At 52 800 square km, Central Kalahari Game Reserve, referred to as CKGR, is the second largest game reserve in the world. Larger than Lesotho and Swaziland combined.
A desert in name, the CKGR supports diverse habitats - from salt pan to savannah. The land is home to at least 64 species of mammals and 250 types of birds.
Meandering through these great open spaces are four fossil river valleys - the most famous being Deception.
Countless pans and dunes are concentrated in the northern third of the Reserve.
The roads around Deception are in excellent condition, but could become slippery during the wet season and 4 wheel drive might be necessary.
It is here in Deception Valley where Mark and Delia Owen researched the brown hyena for 7 years. Their book "Cry of the Kalahari" makes excellent reading.
The valley is scattered with islands of trees. Here on one of these islands, the Owens have put up camp.
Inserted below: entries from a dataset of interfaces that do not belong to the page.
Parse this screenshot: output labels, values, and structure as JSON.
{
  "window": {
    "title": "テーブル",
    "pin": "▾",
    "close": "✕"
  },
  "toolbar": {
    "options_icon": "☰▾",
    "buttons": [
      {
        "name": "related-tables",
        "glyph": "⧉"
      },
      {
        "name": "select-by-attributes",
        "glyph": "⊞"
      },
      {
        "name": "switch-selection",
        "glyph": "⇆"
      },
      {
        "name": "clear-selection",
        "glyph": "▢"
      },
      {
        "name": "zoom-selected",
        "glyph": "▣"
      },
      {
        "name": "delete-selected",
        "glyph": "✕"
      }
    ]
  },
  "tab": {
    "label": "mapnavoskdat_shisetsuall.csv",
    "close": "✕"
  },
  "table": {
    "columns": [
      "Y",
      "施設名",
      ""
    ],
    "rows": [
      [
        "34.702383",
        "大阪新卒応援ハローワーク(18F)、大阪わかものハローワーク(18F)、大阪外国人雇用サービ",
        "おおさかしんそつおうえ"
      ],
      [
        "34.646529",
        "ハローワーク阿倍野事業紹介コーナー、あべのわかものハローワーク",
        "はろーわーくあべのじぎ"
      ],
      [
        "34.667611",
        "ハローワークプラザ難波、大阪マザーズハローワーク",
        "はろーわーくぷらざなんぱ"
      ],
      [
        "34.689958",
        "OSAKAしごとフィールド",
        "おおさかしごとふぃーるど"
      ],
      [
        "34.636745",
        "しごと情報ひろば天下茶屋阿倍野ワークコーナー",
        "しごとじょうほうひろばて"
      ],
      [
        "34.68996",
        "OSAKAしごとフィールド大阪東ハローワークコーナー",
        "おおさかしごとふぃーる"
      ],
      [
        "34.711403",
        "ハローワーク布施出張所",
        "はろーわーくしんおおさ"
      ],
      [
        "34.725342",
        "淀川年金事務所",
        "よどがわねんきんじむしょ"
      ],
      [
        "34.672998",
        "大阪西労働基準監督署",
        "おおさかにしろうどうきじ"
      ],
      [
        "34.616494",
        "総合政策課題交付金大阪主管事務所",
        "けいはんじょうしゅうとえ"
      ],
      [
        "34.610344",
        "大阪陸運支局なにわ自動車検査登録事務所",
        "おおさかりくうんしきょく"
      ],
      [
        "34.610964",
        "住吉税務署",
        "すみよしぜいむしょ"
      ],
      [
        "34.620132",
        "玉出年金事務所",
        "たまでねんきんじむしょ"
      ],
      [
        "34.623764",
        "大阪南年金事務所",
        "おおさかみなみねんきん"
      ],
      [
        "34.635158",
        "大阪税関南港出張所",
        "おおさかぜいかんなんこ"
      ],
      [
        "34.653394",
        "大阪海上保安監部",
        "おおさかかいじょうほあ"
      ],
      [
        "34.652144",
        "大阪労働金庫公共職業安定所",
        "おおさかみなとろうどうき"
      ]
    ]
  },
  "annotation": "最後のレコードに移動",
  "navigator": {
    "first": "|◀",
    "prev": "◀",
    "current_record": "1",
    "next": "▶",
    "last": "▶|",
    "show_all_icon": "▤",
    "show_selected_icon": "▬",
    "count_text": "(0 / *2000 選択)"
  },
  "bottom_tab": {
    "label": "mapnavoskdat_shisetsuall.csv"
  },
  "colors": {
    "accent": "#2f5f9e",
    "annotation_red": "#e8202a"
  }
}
The world-renowned San people have lived in this area for perhaps 30 000 years.
Originally the reserve was set up in 1961 to protect the natural resources on which the San Hunter-gatherer-lifestyle depended.
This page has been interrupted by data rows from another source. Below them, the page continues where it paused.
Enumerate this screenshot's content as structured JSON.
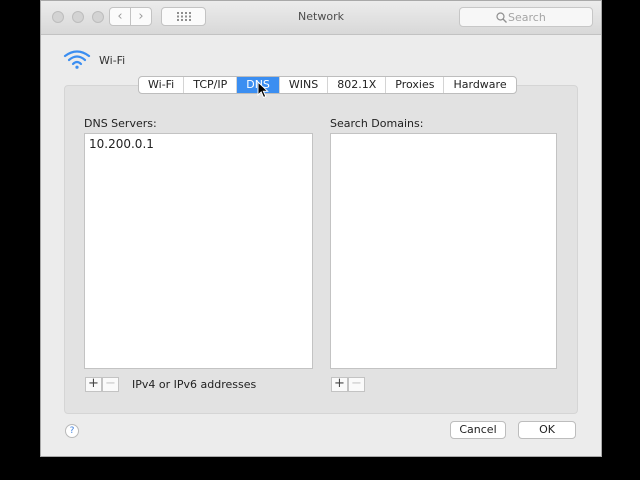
{
  "window": {
    "title": "Network"
  },
  "toolbar": {
    "back_glyph": "‹",
    "forward_glyph": "›",
    "search_placeholder": "Search",
    "search_value": ""
  },
  "interface": {
    "name": "Wi-Fi",
    "icon": "wifi-icon"
  },
  "tabs": [
    {
      "label": "Wi-Fi",
      "active": false
    },
    {
      "label": "TCP/IP",
      "active": false
    },
    {
      "label": "DNS",
      "active": true
    },
    {
      "label": "WINS",
      "active": false
    },
    {
      "label": "802.1X",
      "active": false
    },
    {
      "label": "Proxies",
      "active": false
    },
    {
      "label": "Hardware",
      "active": false
    }
  ],
  "dns": {
    "servers_label": "DNS Servers:",
    "servers": [
      "10.200.0.1"
    ],
    "domains_label": "Search Domains:",
    "domains": [],
    "add_glyph": "+",
    "remove_glyph": "−",
    "hint": "IPv4 or IPv6 addresses"
  },
  "footer": {
    "help_glyph": "?",
    "cancel_label": "Cancel",
    "ok_label": "OK"
  },
  "colors": {
    "accent": "#3b8ef1",
    "window_bg": "#ececec",
    "panel_bg": "#e2e2e2"
  }
}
As there is little or no surface water, the game rely on artificial water holes scattered through the park.
Other than Deception, these water holes offer good game viewing like those at Sundays Pan and Letiahau.
After good rains, the harsh landscape is transferred into a green haven for thousands of springbok, gemsbok and wildebeest.
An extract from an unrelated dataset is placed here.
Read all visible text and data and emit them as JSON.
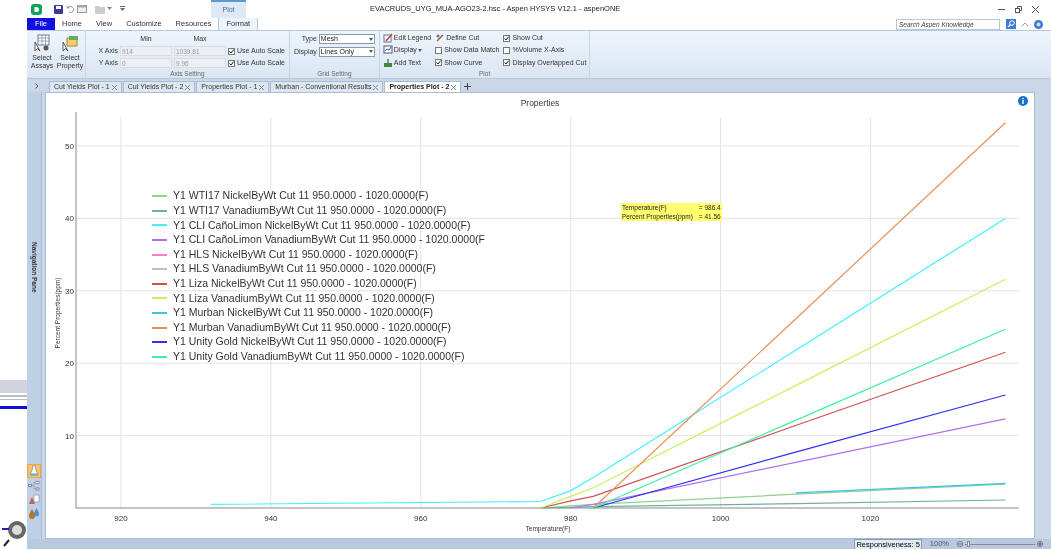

Giraffe, cheetah, hyena, jackal and lion also roam the valley.